Hansen and Killian are tied up in all of this, but how, I will not say. It’s in the aftermath of this attack on Stark’s property (and, one assumes, the vault of armor he’s been working on while awake), that Iron Man 3 lets loose a little. Previous Iron Man movies have toyed with the idea that their villains could somehow gain possession of either Stark’s armor or the War Machine (rechristened Iron Patriot here, and given a Captain America paint job) rig donned by Stark’s buddy James Rhodes (Don Cheadle, as the straight-man to Downey’s buddy cop), but rarely have him out of the armor for long. With his suit dead and his AI malfunctioning, Tony Stark spends the majority of Iron Man 3 without a suit. This doesn’t exactly make the stakes any higher—Tony Stark is a man of rippling musculature and Hawking smarts, so it’s not like the suit is compensating for a lack of anything—but, in forcing him to rely on help from a kid (Ty Simpkins)—who is something of a budding, rural Iron Man himself—provides the series a much-needed breath of fresh air.
Still, it’s impossible to regard Iron Man 3 as anything more than a small cog in an impossibly large machine. Here are the further adventures of a man who has touched the fringes of the cosmos, who has built himself a mind-controlled suit that allows him to fly. While I don’t exactly enter a Marvel Studios offering expecting it to ponder the universe, it’s curious to me that, in Tony Stark, they’ve managed to so effectively lash a man and his jetpack to Earth. Iron Man 3’s pleasures are small and terrestrial. As soon as it stops making money, Tony Stark’s smirking visage will be replaced by the flowing, flaxen locks of Thor, an iron suit swapped out for an iron hammer. The machine will continue to assemble these small dramas, pushing out from the port of one Avengers movie to the next. I wonder, will they all be so modest? If so, Marvel Studios has not succeeded in creating a universe, but a facsimile of the publishing house that birthed it, at its most conservative. Theirs is not a house of ideas, but of pleasing mediocrities.

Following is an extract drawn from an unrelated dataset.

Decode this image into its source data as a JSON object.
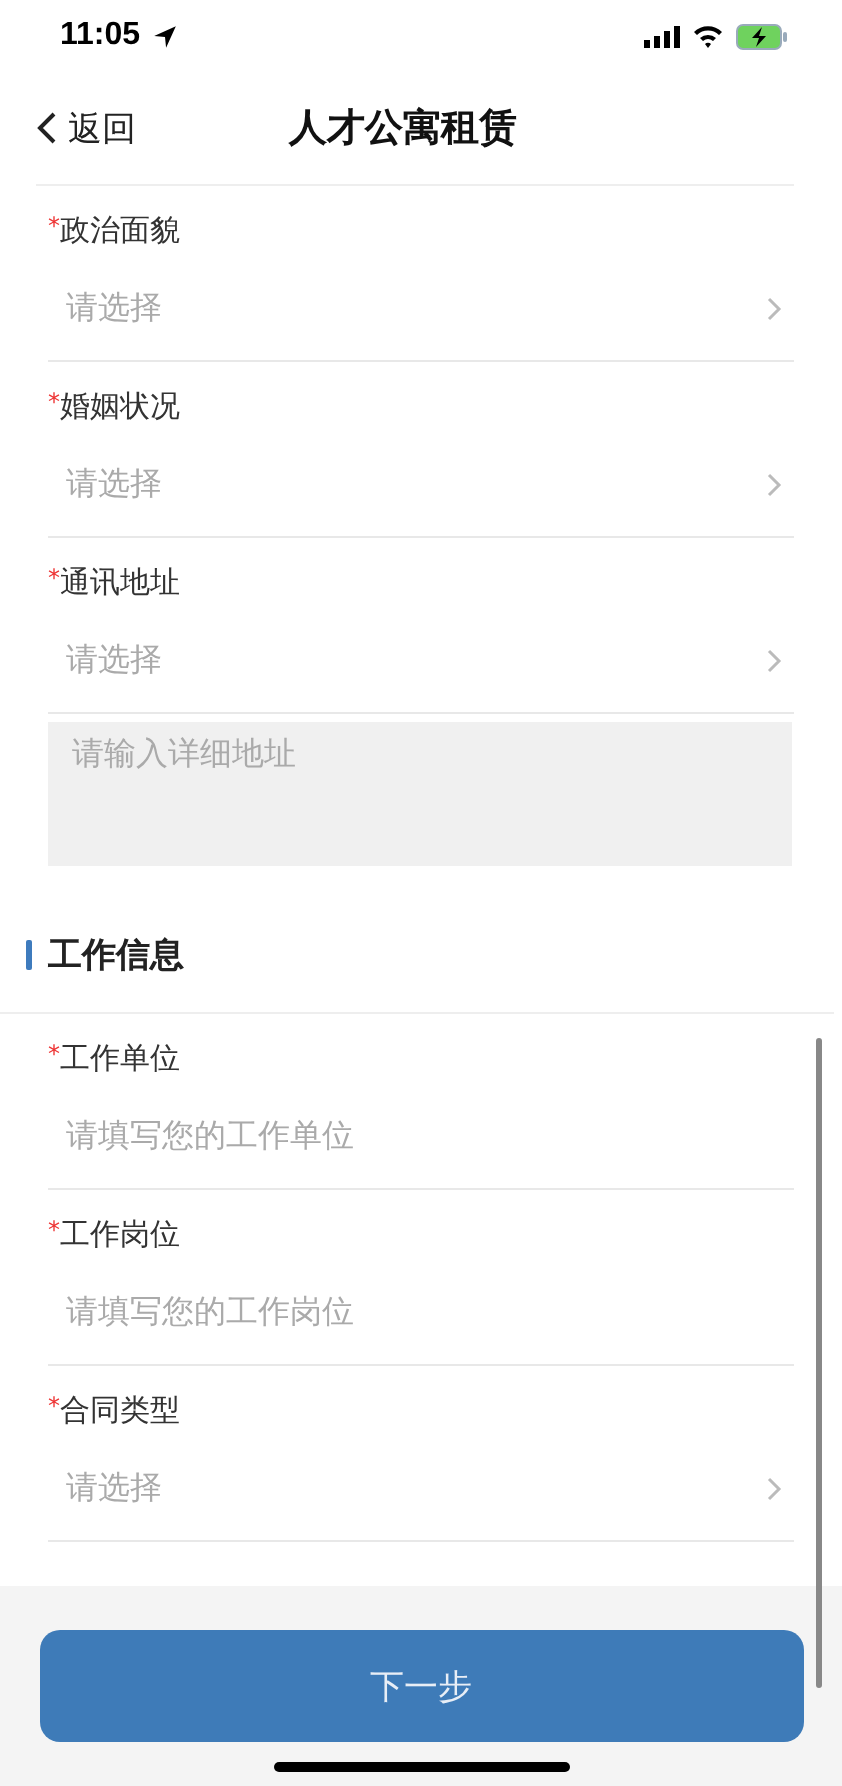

Iron Man 3. With Robert Downey, Jr. (Tony Stark/Iron Man), Gwyneth Paltrow (Pepper Potts), Don Cheadle (Col. James Rhodes/Iron Patriot), Guy Pearce (Aldrich Killian), Rebecca Hall (Dr. Maya Hansen), Jon Favreau (Happy Hogan), Ty Simpkins (Harley), and Ben Kingsley (The Mandarin). Directed by Shane Black and produced by Kevin Feige. Screenplay by Drew Pearce and Black, based on “Iron Man” by Stan Lee, Larry Leiber, Don Heck, and Jack Kirby, and “Extremis,” by Warren Ellis and Adi Granov.